There’s a reason that Americans believed, at least until recently, that their homes have been a solid investment: It was true. Adjusted for inflation, the median value of an American home nearly quadrupled in the years from 1940 to 2000.
It was around the year 2000 that things went crazy. Yale professor Robert Shiller’s data, graphed by The New York Times, is the clearest picture of just how out-of-whack housing got in a very short period of time.
As the Census data also shows, home values took off as millions of American GIs returned from fighting abroad in World War II. Things settled down through the 1950s and ’60s, then we saw two strong booms, first in the 1970s and again in the ’80s.
Each time, Shiller’s index retraced to about 110. (The index benchmark of 100 is set to the year 1890 and inflation-adjusted.) Then, about a decade ago, boom!, straight to the moon — double the benchmark. The current S&P Case-Shiller Home Price data puts the index back to about 2003 levels.
Things seem to be getting better or, at least, not worse. Housing price tracker CoreLogic recently reported that the number of underwater loans, those in negative equity or nearly so, fell to 28.5% of all residential loans in the first quarter of the year, down from 30.1% in the previous quarter.
In effect, 700,000 more borrowers found themselves in houses they could sell for the value of their loans, presuming they could find buyers. Rising home values was the reason, CoreLogic said.
According to Mark Fleming, chief economist for the group:
In the first quarter of 2012, rebounding home prices, a healthier balance of real estate supply and demand, and a slowing share of distressed sales activity helped to reduce the negative equity share. This is a meaningful improvement that is driven by quickly improving outlooks in some of the hardest hit markets. While the overall stagnating economic recovery will likely slow housing market recovery in the second half of this year, reducing the number of underwater households is an important step toward reducing future mortgage default risk.

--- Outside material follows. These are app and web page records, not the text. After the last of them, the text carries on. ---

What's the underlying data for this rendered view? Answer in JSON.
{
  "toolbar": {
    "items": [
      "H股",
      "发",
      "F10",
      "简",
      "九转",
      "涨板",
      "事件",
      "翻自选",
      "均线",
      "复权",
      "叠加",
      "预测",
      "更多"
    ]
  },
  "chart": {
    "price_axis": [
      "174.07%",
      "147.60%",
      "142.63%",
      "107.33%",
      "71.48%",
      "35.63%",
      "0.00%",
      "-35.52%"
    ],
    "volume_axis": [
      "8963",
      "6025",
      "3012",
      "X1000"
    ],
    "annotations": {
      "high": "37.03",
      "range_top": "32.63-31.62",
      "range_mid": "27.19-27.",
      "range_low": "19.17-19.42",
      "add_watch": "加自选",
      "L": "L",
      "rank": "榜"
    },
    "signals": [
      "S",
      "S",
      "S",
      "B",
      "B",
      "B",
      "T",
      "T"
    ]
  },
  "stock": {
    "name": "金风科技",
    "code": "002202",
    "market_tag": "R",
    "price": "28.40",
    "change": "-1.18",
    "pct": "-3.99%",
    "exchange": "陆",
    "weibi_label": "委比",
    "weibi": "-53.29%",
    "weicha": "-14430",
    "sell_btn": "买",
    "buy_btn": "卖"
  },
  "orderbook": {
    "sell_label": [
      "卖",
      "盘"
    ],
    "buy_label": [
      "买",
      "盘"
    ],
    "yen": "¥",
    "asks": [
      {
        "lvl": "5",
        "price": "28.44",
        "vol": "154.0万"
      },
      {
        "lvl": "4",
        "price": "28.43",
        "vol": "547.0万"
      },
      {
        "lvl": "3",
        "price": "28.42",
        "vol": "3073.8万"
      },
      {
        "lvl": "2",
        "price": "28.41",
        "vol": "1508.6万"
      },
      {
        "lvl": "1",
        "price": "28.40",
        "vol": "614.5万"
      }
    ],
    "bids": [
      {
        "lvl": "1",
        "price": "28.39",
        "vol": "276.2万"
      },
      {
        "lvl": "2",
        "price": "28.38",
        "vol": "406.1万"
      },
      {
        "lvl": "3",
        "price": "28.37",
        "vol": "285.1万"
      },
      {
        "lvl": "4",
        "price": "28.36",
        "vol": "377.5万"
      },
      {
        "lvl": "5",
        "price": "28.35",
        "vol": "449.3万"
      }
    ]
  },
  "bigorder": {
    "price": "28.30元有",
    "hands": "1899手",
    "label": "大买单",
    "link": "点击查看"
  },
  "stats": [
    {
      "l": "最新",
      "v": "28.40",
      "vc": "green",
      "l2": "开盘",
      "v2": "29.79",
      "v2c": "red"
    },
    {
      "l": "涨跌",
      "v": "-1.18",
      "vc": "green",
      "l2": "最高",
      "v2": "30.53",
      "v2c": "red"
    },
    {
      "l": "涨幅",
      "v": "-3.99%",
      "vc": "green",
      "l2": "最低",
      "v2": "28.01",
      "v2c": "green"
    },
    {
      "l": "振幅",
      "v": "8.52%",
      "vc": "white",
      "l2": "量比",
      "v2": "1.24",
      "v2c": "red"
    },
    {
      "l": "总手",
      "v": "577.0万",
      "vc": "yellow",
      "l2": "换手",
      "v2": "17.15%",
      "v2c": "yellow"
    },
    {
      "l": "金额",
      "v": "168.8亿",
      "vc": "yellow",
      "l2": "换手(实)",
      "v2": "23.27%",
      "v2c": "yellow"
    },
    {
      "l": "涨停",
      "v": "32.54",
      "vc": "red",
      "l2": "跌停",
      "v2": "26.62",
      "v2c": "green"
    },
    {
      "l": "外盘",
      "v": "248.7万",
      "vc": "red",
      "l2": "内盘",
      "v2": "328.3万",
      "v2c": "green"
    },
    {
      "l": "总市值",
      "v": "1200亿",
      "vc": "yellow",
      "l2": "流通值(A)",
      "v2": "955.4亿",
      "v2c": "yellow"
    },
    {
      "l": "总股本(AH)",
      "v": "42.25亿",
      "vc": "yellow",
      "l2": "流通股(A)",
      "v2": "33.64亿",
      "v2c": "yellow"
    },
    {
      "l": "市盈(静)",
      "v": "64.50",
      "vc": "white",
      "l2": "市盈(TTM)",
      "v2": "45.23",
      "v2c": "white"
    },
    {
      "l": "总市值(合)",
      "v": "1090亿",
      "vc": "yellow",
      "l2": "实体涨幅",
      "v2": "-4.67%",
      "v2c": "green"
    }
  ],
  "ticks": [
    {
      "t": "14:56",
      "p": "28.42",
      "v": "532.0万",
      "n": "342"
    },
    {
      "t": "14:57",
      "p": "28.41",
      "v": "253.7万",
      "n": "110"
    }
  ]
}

The salient point is not that real estate is “back” as an investment. It never really went away. The Dow Jones Equity All REIT Index is up 9.4% over the past 12 months. Take that out to five years and the return is flat but still positive. Over 10 years, the return comes to nearly 85%. The iShares Dow Jones US Real Estate (IYR) ETF, which tracks the index, reports comparable results. (The five-year mark is negative, but the fund offers a dividend yield, currently at 3.4%.)
Importantly, ETFs such as the one offered by iShares buy far more than home loans. If you own the fund, you hold companies that own shopping centers, apartment buildings, office buildings, medical facilities, hotels, warehouses, storage units, even cellular phone towers.
The bottom line is that your home is not your “real estate” allocation. Real estate is, in fact, owning a globally diversified portfolio of properties. Your single home in a particular neighborhood is the polar opposite of diversification. Is your home an investment? No, it’s a roof over your head which, purchased wisely, can be a great way spread the cost of shelter over many years while taking tax breaks and generally enjoying life. Nothing more, nothing less.
Thousands of other people’s homes, the stores in which they shop, their offices and apartment buildings? Yes, those can be decent investments, all things considered.